Daniel McCarthy, How Does a Traditionalist Vote? | The American Conservative

Economically speaking, both major-party candidates are prisoners of outmoded ideologies. Obama, a Keynesian without gusto, has been remarkably short on proposals for reviving the economy: he offers just more of the same. Romney pins his hopes to “growth” stimulated by low taxes and lower interest rates, a recipe that notably failed to cook up a solution to the impending crisis during the Bush years. Where the economy is concerned, Obama has had basically nothing to say, and nothing Romney says can be trusted.

Daniel McCarthy, How Does a Traditionalist Vote? | The American Conservative

The most important thing I learned from Kesler’s book is just how large a stake conservatives have in convincing themselves and voters that Reagan failed. Think about it: if they conceded ideological victory they would have to confront the more prosaic reasons that entitlements, deficits and regulations continue to grow in Republican and Democratic administrations alike. They would be forced to devise a new, forward-looking agenda to benefit even their own constituencies, like ensuring that American business can draw on an educated, healthy work force; can rely on modern public infrastructure; and can count on stable, transparent financial markets. And they would have to articulate a conservative vision for those welfare state programs that are likely to remain with us, like disability insurance, food stamps and Head Start.

Mark Lilla, The Great Disconnect – NYTimes.com

The most important thing I learned from Kesler’s book is just how large a stake conservatives have in convincing themselves and voters that Reagan failed. Think about it: if they conceded ideological victory they would have to confront the more prosaic reasons that entitlements, deficits and regulations continue to grow in Republican and Democratic administrations alike. They would be forced to devise a new, forward-looking agenda to benefit even their own constituencies, like ensuring that American business can draw on an educated, healthy work force; can rely on modern public infrastructure; and can count on stable, transparent financial markets. And they would have to articulate a conservative vision for those welfare state programs that are likely to remain with us, like disability insurance, food stamps and Head Start.
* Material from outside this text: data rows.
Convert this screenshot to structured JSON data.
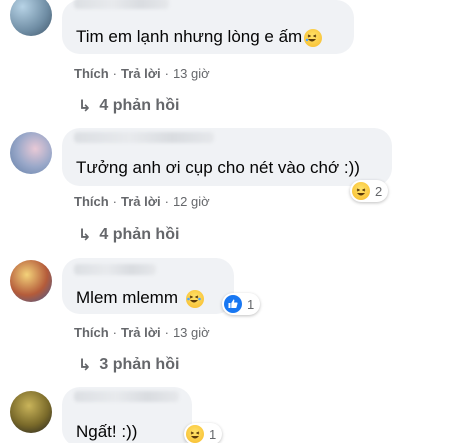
{
  "comments": [
    {
      "text": "Tim em lạnh nhưng lòng e ấm",
      "actions": {
        "like": "Thích",
        "reply": "Trả lời",
        "time": "13 giờ"
      },
      "replies": "4 phản hồi",
      "reaction_count": null
    },
    {
      "text": "Tưởng anh ơi cụp cho nét vào chớ :))",
      "actions": {
        "like": "Thích",
        "reply": "Trả lời",
        "time": "12 giờ"
      },
      "replies": "4 phản hồi",
      "reaction_count": "2"
    },
    {
      "text": "Mlem mlemm",
      "actions": {
        "like": "Thích",
        "reply": "Trả lời",
        "time": "13 giờ"
      },
      "replies": "3 phản hồi",
      "reaction_count": "1"
    },
    {
      "text": "Ngất! :))",
      "reaction_count": "1"
    }
  ],
  "separator": "·",
  "reply_arrow": "↳",
  "colors": {
    "bubble": "#f0f2f5",
    "meta": "#65676b",
    "text": "#050505",
    "like": "#1877f2",
    "haha": "#f7b928"
  },
  "icons": [
    "haha-emoji-icon",
    "like-icon",
    "reply-arrow-icon"
  ]
}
Mark Lilla, The Great Disconnect – NYTimes.com

Indeed, Obama has shrewdly—some might say cynically—positioned himself to the right on foreign policy, thereby insulating himself from the “weak on defense” canard that has plagued his party going back to the days of George McGovern. He doubled down on Afghanistan, at the expense of more than a thousand dead American soldiers and marines, at a point when it was obvious the war was unwinnable on the timetable he set. He ignored the hectoring over damaged relations with Pakistan that would result from the bin Laden raid, betting that success would ensure his re-election. And his use of drone strikes makes George W. Bush look like a cautious man.
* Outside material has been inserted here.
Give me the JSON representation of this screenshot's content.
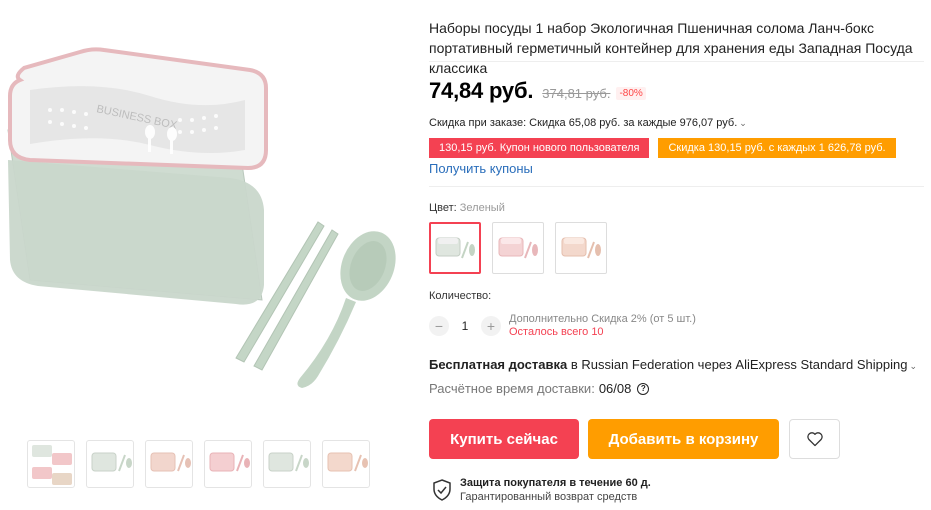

America’s Scandalous Drone War Goes Unmentioned In The Campaign – The New Republic